== What the task requires ==
Find the word "current" in the records below. List each line containing it.
═════ Source material ═════
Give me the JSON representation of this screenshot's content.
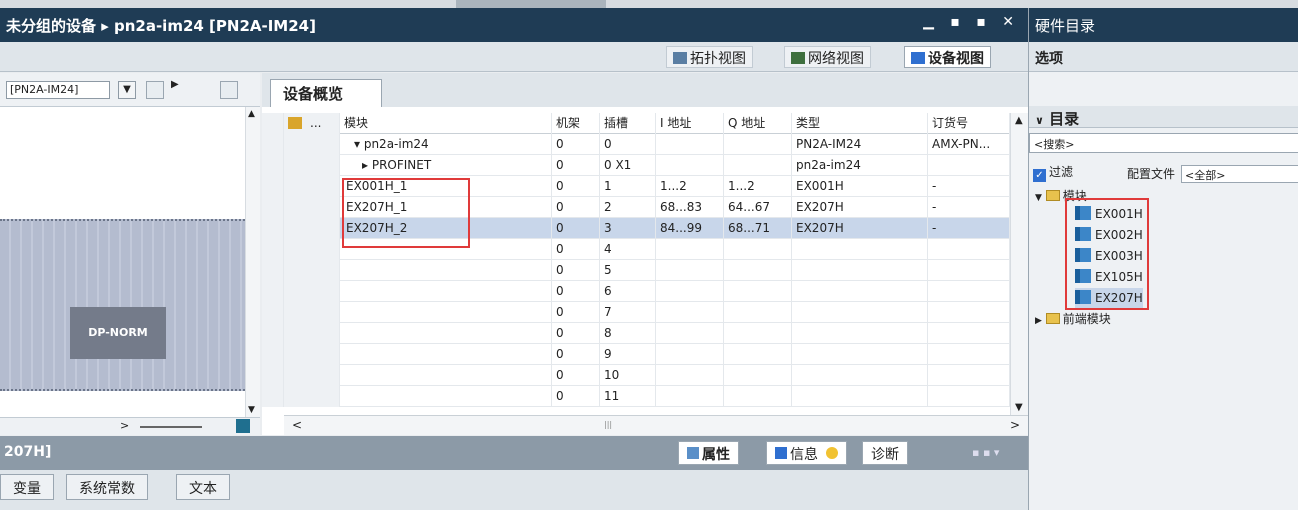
{
  "title_bar": {
    "breadcrumb": "未分组的设备 ▸ pn2a-im24 [PN2A-IM24]",
    "window_buttons": "▁ ▪ ▪ ✕"
  },
  "views": {
    "topology": "拓扑视图",
    "network": "网络视图",
    "device": "设备视图"
  },
  "left_panel": {
    "device_select": "[PN2A-IM24]",
    "module_label": "DP-NORM"
  },
  "overview": {
    "tab": "设备概览",
    "columns": [
      "模块",
      "机架",
      "插槽",
      "I 地址",
      "Q 地址",
      "类型",
      "订货号"
    ],
    "rows": [
      {
        "module": "▾ pn2a-im24",
        "indent": 1,
        "rack": "0",
        "slot": "0",
        "i": "",
        "q": "",
        "type": "PN2A-IM24",
        "order": "AMX-PN..."
      },
      {
        "module": "▸ PROFINET",
        "indent": 2,
        "rack": "0",
        "slot": "0 X1",
        "i": "",
        "q": "",
        "type": "pn2a-im24",
        "order": ""
      },
      {
        "module": "EX001H_1",
        "indent": 0,
        "rack": "0",
        "slot": "1",
        "i": "1...2",
        "q": "1...2",
        "type": "EX001H",
        "order": "-"
      },
      {
        "module": "EX207H_1",
        "indent": 0,
        "rack": "0",
        "slot": "2",
        "i": "68...83",
        "q": "64...67",
        "type": "EX207H",
        "order": "-"
      },
      {
        "module": "EX207H_2",
        "indent": 0,
        "rack": "0",
        "slot": "3",
        "i": "84...99",
        "q": "68...71",
        "type": "EX207H",
        "order": "-"
      },
      {
        "module": "",
        "indent": 0,
        "rack": "0",
        "slot": "4",
        "i": "",
        "q": "",
        "type": "",
        "order": ""
      },
      {
        "module": "",
        "indent": 0,
        "rack": "0",
        "slot": "5",
        "i": "",
        "q": "",
        "type": "",
        "order": ""
      },
      {
        "module": "",
        "indent": 0,
        "rack": "0",
        "slot": "6",
        "i": "",
        "q": "",
        "type": "",
        "order": ""
      },
      {
        "module": "",
        "indent": 0,
        "rack": "0",
        "slot": "7",
        "i": "",
        "q": "",
        "type": "",
        "order": ""
      },
      {
        "module": "",
        "indent": 0,
        "rack": "0",
        "slot": "8",
        "i": "",
        "q": "",
        "type": "",
        "order": ""
      },
      {
        "module": "",
        "indent": 0,
        "rack": "0",
        "slot": "9",
        "i": "",
        "q": "",
        "type": "",
        "order": ""
      },
      {
        "module": "",
        "indent": 0,
        "rack": "0",
        "slot": "10",
        "i": "",
        "q": "",
        "type": "",
        "order": ""
      },
      {
        "module": "",
        "indent": 0,
        "rack": "0",
        "slot": "11",
        "i": "",
        "q": "",
        "type": "",
        "order": ""
      }
    ],
    "selected_row": 4
  },
  "inspector": {
    "title": "207H]",
    "tabs": {
      "properties": "属性",
      "info": "信息",
      "diagnostics": "诊断"
    },
    "sub_tabs": [
      "变量",
      "系统常数",
      "文本"
    ]
  },
  "catalog": {
    "title": "硬件目录",
    "options": "选项",
    "section": "目录",
    "search_placeholder": "<搜索>",
    "filter_label": "过滤",
    "profile_label": "配置文件",
    "profile_value": "<全部>",
    "modules_folder": "模块",
    "modules": [
      "EX001H",
      "EX002H",
      "EX003H",
      "EX105H",
      "EX207H"
    ],
    "frontend_folder": "前端模块"
  },
  "colors": {
    "title_bar": "#1f3c55",
    "selection": "#c8d6ea",
    "highlight_box": "#e03a3a"
  }
}
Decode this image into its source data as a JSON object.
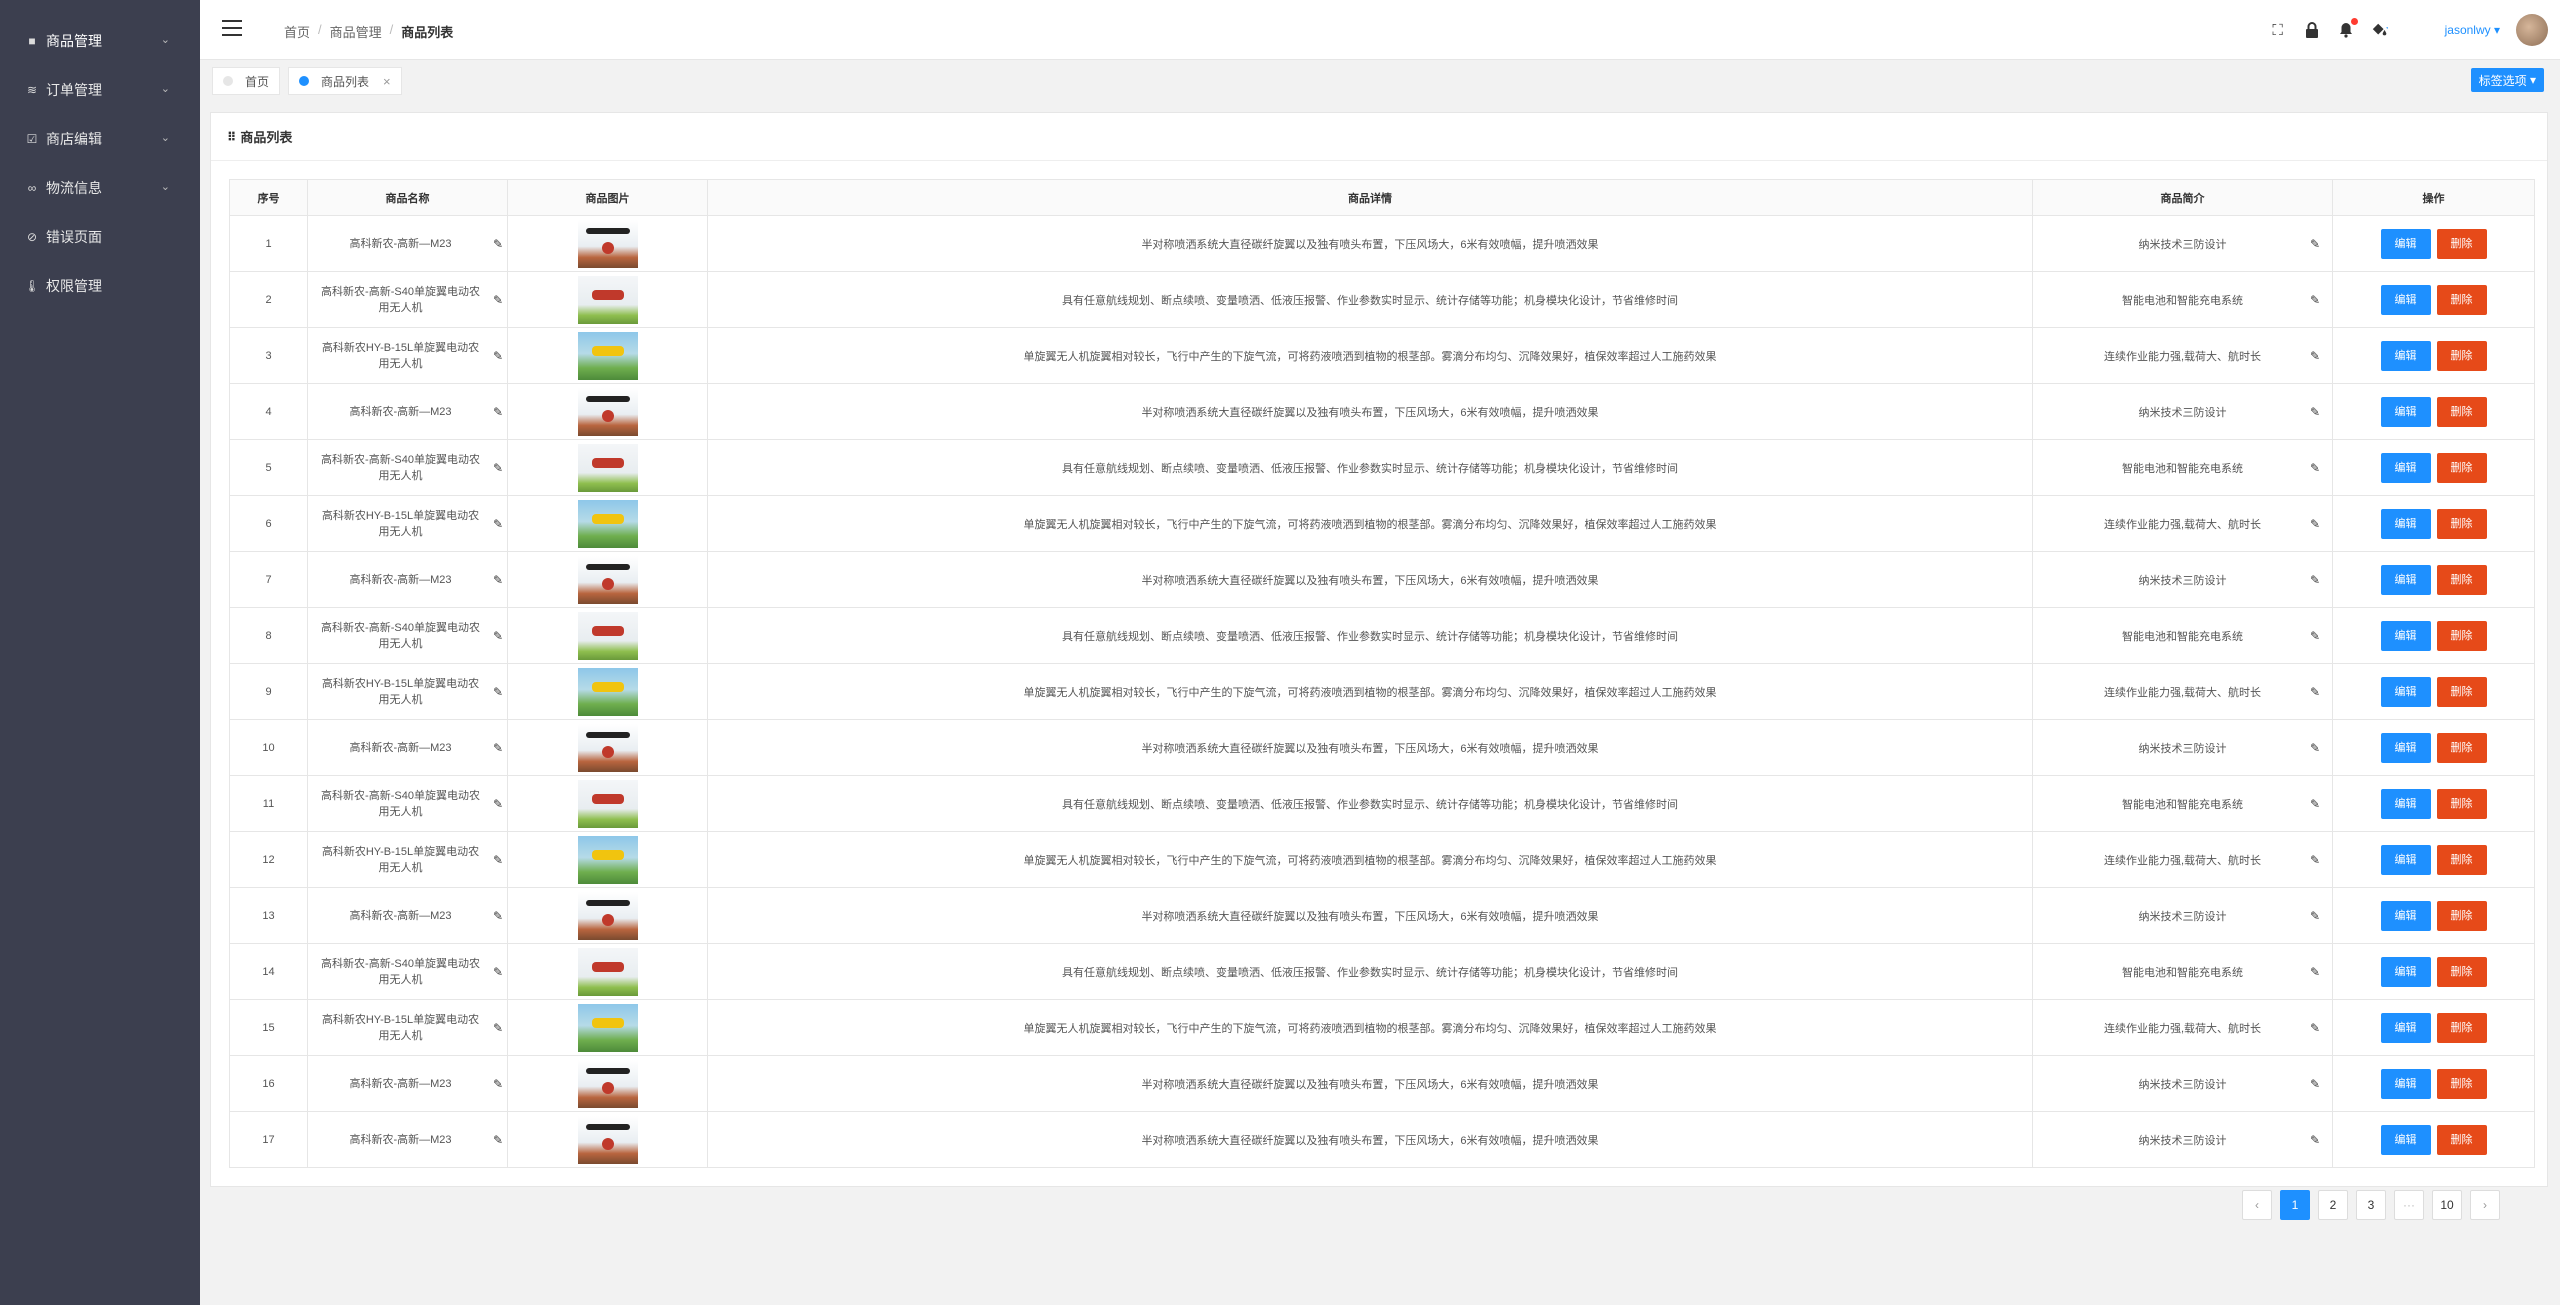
{
  "sidebar": {
    "items": [
      {
        "label": "商品管理",
        "icon": "square-icon",
        "glyph": "■"
      },
      {
        "label": "订单管理",
        "icon": "layers-icon",
        "glyph": "≋"
      },
      {
        "label": "商店编辑",
        "icon": "checkbox-icon",
        "glyph": "☑"
      },
      {
        "label": "物流信息",
        "icon": "infinity-icon",
        "glyph": "∞"
      },
      {
        "label": "错误页面",
        "icon": "warning-circle-icon",
        "glyph": "⊘"
      },
      {
        "label": "权限管理",
        "icon": "thermometer-icon",
        "glyph": "🌡"
      }
    ]
  },
  "header": {
    "breadcrumb": {
      "home": "首页",
      "parent": "商品管理",
      "current": "商品列表"
    },
    "user": "jasonlwy"
  },
  "tabs": {
    "home": "首页",
    "current": "商品列表",
    "close": "×",
    "options": "标签选项"
  },
  "panel": {
    "title": "商品列表"
  },
  "table": {
    "headers": {
      "index": "序号",
      "name": "商品名称",
      "image": "商品图片",
      "detail": "商品详情",
      "intro": "商品简介",
      "actions": "操作"
    },
    "edit_label": "编辑",
    "delete_label": "删除",
    "rows": [
      {
        "index": "1",
        "name": "高科新农-高新—M23",
        "img": "t1",
        "detail": "半对称喷洒系统大直径碳纤旋翼以及独有喷头布置，下压风场大，6米有效喷幅，提升喷洒效果",
        "intro": "纳米技术三防设计"
      },
      {
        "index": "2",
        "name": "高科新农-高新-S40单旋翼电动农用无人机",
        "img": "t2",
        "detail": "具有任意航线规划、断点续喷、变量喷洒、低液压报警、作业参数实时显示、统计存储等功能；机身模块化设计，节省维修时间",
        "intro": "智能电池和智能充电系统"
      },
      {
        "index": "3",
        "name": "高科新农HY-B-15L单旋翼电动农用无人机",
        "img": "t3",
        "detail": "单旋翼无人机旋翼相对较长，飞行中产生的下旋气流，可将药液喷洒到植物的根茎部。雾滴分布均匀、沉降效果好，植保效率超过人工施药效果",
        "intro": "连续作业能力强,载荷大、航时长"
      },
      {
        "index": "4",
        "name": "高科新农-高新—M23",
        "img": "t1",
        "detail": "半对称喷洒系统大直径碳纤旋翼以及独有喷头布置，下压风场大，6米有效喷幅，提升喷洒效果",
        "intro": "纳米技术三防设计"
      },
      {
        "index": "5",
        "name": "高科新农-高新-S40单旋翼电动农用无人机",
        "img": "t2",
        "detail": "具有任意航线规划、断点续喷、变量喷洒、低液压报警、作业参数实时显示、统计存储等功能；机身模块化设计，节省维修时间",
        "intro": "智能电池和智能充电系统"
      },
      {
        "index": "6",
        "name": "高科新农HY-B-15L单旋翼电动农用无人机",
        "img": "t3",
        "detail": "单旋翼无人机旋翼相对较长，飞行中产生的下旋气流，可将药液喷洒到植物的根茎部。雾滴分布均匀、沉降效果好，植保效率超过人工施药效果",
        "intro": "连续作业能力强,载荷大、航时长"
      },
      {
        "index": "7",
        "name": "高科新农-高新—M23",
        "img": "t1",
        "detail": "半对称喷洒系统大直径碳纤旋翼以及独有喷头布置，下压风场大，6米有效喷幅，提升喷洒效果",
        "intro": "纳米技术三防设计"
      },
      {
        "index": "8",
        "name": "高科新农-高新-S40单旋翼电动农用无人机",
        "img": "t2",
        "detail": "具有任意航线规划、断点续喷、变量喷洒、低液压报警、作业参数实时显示、统计存储等功能；机身模块化设计，节省维修时间",
        "intro": "智能电池和智能充电系统"
      },
      {
        "index": "9",
        "name": "高科新农HY-B-15L单旋翼电动农用无人机",
        "img": "t3",
        "detail": "单旋翼无人机旋翼相对较长，飞行中产生的下旋气流，可将药液喷洒到植物的根茎部。雾滴分布均匀、沉降效果好，植保效率超过人工施药效果",
        "intro": "连续作业能力强,载荷大、航时长"
      },
      {
        "index": "10",
        "name": "高科新农-高新—M23",
        "img": "t1",
        "detail": "半对称喷洒系统大直径碳纤旋翼以及独有喷头布置，下压风场大，6米有效喷幅，提升喷洒效果",
        "intro": "纳米技术三防设计"
      },
      {
        "index": "11",
        "name": "高科新农-高新-S40单旋翼电动农用无人机",
        "img": "t2",
        "detail": "具有任意航线规划、断点续喷、变量喷洒、低液压报警、作业参数实时显示、统计存储等功能；机身模块化设计，节省维修时间",
        "intro": "智能电池和智能充电系统"
      },
      {
        "index": "12",
        "name": "高科新农HY-B-15L单旋翼电动农用无人机",
        "img": "t3",
        "detail": "单旋翼无人机旋翼相对较长，飞行中产生的下旋气流，可将药液喷洒到植物的根茎部。雾滴分布均匀、沉降效果好，植保效率超过人工施药效果",
        "intro": "连续作业能力强,载荷大、航时长"
      },
      {
        "index": "13",
        "name": "高科新农-高新—M23",
        "img": "t1",
        "detail": "半对称喷洒系统大直径碳纤旋翼以及独有喷头布置，下压风场大，6米有效喷幅，提升喷洒效果",
        "intro": "纳米技术三防设计"
      },
      {
        "index": "14",
        "name": "高科新农-高新-S40单旋翼电动农用无人机",
        "img": "t2",
        "detail": "具有任意航线规划、断点续喷、变量喷洒、低液压报警、作业参数实时显示、统计存储等功能；机身模块化设计，节省维修时间",
        "intro": "智能电池和智能充电系统"
      },
      {
        "index": "15",
        "name": "高科新农HY-B-15L单旋翼电动农用无人机",
        "img": "t3",
        "detail": "单旋翼无人机旋翼相对较长，飞行中产生的下旋气流，可将药液喷洒到植物的根茎部。雾滴分布均匀、沉降效果好，植保效率超过人工施药效果",
        "intro": "连续作业能力强,载荷大、航时长"
      },
      {
        "index": "16",
        "name": "高科新农-高新—M23",
        "img": "t1",
        "detail": "半对称喷洒系统大直径碳纤旋翼以及独有喷头布置，下压风场大，6米有效喷幅，提升喷洒效果",
        "intro": "纳米技术三防设计"
      },
      {
        "index": "17",
        "name": "高科新农-高新—M23",
        "img": "t1",
        "detail": "半对称喷洒系统大直径碳纤旋翼以及独有喷头布置，下压风场大，6米有效喷幅，提升喷洒效果",
        "intro": "纳米技术三防设计"
      }
    ]
  },
  "pagination": {
    "prev": "‹",
    "pages": [
      "1",
      "2",
      "3"
    ],
    "ellipsis": "···",
    "last": "10",
    "next": "›",
    "current": "1"
  },
  "colors": {
    "sidebar_bg": "#3c3f4f",
    "primary": "#1e90ff",
    "danger": "#e64a19"
  }
}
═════
== Task result ==
      "current": "商品列表"
    "current": "商品列表",
    "current": "1"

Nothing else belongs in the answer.